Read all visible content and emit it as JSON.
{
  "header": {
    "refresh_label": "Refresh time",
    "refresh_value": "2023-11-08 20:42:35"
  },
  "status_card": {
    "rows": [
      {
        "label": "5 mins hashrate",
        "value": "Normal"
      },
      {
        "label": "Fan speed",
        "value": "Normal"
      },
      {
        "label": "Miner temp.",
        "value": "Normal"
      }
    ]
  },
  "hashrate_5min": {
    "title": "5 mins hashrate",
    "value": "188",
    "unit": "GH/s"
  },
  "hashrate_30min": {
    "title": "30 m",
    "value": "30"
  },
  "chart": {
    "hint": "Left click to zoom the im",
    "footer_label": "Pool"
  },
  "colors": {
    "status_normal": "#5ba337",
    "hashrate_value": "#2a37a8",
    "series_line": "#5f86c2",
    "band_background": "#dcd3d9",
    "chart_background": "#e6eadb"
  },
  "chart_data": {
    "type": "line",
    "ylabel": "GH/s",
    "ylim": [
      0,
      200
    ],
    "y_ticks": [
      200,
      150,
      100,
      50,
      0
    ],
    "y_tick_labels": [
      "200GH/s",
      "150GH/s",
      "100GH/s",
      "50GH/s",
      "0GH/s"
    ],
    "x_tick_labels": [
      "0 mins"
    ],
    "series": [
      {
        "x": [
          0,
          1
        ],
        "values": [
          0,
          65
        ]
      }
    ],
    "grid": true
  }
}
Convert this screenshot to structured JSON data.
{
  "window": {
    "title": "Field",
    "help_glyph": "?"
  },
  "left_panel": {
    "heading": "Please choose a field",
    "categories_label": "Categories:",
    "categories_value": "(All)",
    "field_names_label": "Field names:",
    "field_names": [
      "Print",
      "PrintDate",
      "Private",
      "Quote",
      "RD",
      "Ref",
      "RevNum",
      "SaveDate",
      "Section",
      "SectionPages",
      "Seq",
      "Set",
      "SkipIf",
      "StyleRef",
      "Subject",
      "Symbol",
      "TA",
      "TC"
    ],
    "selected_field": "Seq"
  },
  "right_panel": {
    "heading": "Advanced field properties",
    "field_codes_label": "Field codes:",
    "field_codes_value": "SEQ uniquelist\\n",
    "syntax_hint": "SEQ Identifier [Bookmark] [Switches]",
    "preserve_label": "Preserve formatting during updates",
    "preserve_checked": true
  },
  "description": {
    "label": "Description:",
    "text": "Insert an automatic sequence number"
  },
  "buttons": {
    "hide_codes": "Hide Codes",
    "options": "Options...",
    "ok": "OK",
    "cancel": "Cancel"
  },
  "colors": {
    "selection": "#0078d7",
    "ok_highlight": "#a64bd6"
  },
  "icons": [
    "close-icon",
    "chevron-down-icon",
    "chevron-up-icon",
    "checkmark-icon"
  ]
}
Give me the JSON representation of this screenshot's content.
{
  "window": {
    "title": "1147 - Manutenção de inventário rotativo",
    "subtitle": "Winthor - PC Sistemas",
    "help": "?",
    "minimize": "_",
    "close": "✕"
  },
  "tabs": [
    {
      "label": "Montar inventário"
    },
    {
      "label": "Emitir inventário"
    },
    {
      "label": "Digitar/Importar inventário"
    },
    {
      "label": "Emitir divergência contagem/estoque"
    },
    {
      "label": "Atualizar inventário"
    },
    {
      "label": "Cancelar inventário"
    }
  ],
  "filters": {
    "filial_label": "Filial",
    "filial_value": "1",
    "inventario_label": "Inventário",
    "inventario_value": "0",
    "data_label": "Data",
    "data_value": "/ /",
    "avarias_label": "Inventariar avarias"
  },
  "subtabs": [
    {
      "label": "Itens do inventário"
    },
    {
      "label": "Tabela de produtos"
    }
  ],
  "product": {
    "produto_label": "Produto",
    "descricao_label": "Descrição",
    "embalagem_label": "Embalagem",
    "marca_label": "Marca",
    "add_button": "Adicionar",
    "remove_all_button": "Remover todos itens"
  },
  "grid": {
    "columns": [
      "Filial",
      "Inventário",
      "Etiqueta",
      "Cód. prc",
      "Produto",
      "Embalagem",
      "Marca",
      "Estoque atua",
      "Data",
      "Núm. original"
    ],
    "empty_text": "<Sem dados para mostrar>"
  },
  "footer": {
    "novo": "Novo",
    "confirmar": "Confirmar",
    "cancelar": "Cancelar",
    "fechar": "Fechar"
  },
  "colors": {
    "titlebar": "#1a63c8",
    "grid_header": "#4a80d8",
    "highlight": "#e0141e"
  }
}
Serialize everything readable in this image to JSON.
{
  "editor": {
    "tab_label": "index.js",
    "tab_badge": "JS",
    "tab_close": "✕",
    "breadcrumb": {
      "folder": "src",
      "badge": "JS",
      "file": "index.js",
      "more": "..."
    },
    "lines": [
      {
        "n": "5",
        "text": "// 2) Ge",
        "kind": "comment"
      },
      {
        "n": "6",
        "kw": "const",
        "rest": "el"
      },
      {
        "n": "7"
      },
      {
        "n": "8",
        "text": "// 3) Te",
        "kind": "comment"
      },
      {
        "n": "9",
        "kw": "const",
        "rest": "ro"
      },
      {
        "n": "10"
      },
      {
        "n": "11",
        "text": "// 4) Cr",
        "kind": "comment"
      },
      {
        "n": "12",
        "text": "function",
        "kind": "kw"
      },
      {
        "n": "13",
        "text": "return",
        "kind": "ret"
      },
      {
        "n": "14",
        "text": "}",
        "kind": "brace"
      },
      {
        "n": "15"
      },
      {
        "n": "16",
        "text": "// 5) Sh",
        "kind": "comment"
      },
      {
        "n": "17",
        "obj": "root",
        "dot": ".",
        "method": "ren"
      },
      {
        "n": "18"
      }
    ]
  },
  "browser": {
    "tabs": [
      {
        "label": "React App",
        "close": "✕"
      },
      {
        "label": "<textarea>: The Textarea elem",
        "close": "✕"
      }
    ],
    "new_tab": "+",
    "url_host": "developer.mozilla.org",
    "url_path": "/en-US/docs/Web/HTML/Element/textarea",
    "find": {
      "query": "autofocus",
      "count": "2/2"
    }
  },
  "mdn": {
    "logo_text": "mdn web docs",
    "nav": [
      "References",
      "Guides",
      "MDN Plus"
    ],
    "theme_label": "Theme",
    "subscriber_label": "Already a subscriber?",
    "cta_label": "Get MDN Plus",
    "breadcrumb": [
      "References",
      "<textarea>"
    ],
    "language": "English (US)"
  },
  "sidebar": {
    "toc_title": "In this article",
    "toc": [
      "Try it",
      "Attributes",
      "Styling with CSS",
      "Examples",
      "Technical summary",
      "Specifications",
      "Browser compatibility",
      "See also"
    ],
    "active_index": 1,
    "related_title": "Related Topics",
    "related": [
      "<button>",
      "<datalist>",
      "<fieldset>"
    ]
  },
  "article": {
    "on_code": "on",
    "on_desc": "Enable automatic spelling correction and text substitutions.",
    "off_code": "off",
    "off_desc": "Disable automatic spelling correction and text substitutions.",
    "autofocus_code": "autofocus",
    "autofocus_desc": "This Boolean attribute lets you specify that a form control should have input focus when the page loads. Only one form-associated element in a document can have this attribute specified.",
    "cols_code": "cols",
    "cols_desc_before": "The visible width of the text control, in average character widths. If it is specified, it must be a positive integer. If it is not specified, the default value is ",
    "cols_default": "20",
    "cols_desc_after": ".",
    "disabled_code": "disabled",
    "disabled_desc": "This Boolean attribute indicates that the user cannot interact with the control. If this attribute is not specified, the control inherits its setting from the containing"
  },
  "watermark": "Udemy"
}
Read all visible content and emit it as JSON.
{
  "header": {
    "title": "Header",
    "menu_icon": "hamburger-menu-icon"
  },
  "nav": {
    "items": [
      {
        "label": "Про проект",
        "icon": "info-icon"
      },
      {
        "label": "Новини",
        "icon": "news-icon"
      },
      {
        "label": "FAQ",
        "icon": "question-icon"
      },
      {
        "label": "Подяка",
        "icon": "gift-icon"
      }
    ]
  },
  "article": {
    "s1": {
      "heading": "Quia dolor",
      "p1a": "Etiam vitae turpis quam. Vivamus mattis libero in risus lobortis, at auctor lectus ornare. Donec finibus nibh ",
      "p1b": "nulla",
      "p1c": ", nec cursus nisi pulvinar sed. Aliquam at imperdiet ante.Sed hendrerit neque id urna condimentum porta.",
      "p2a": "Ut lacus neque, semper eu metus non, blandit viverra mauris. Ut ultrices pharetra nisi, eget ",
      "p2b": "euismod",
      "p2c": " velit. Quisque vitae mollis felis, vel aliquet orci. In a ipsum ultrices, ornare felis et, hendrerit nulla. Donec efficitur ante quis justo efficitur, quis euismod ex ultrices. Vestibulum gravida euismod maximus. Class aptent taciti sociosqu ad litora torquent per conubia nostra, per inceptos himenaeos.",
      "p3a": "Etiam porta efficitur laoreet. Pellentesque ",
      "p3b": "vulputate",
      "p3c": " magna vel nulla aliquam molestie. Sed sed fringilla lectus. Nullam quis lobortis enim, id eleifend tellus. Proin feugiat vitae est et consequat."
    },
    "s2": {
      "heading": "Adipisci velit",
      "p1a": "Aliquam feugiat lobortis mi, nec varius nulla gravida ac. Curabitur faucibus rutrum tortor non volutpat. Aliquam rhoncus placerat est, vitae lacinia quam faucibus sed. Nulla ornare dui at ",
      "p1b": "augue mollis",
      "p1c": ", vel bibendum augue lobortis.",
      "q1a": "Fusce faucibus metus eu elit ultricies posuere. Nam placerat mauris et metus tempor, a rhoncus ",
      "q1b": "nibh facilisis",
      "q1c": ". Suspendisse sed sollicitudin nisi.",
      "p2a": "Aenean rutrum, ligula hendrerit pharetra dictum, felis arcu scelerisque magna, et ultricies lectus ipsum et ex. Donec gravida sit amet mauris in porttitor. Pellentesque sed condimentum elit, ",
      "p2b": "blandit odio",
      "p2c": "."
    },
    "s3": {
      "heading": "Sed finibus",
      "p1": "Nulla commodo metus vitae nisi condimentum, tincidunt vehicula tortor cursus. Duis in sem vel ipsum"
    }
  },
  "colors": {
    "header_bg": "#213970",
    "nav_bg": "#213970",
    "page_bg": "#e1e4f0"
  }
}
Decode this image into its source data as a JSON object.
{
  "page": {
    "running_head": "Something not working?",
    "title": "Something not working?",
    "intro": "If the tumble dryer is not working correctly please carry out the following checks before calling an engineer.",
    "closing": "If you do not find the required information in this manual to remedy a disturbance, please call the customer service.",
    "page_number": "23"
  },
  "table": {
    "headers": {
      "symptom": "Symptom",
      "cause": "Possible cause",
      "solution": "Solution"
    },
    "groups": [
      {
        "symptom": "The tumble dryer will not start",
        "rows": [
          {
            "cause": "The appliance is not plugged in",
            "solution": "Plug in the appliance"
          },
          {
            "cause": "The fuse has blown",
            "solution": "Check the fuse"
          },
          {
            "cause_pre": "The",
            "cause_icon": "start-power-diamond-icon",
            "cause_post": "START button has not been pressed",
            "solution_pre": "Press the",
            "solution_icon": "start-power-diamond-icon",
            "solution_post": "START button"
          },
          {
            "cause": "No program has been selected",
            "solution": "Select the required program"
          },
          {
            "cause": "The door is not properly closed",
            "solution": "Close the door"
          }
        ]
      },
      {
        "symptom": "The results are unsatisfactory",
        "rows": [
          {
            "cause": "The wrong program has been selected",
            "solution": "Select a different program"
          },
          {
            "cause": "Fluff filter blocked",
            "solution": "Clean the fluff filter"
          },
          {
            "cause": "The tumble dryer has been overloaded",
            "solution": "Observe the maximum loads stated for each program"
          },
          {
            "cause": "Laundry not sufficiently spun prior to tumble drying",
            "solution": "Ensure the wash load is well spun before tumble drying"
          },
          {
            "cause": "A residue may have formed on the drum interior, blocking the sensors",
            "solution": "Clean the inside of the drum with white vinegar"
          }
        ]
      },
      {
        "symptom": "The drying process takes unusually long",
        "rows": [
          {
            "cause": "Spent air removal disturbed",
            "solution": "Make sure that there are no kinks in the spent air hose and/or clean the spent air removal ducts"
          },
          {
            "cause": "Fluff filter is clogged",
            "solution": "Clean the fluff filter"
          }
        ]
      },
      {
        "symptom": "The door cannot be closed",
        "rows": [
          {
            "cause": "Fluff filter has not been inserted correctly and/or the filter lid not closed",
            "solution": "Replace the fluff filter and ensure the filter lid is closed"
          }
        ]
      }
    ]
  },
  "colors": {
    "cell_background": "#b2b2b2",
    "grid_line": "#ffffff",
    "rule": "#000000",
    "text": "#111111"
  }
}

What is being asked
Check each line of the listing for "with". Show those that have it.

Completed task
      "Styling with CSS",
    "disabled_desc": "This Boolean attribute indicates that the user cannot interact with the control. If this attribute is not specified, the control inherits its setting from the containing"
            "solution": "Clean the inside of the drum with white vinegar"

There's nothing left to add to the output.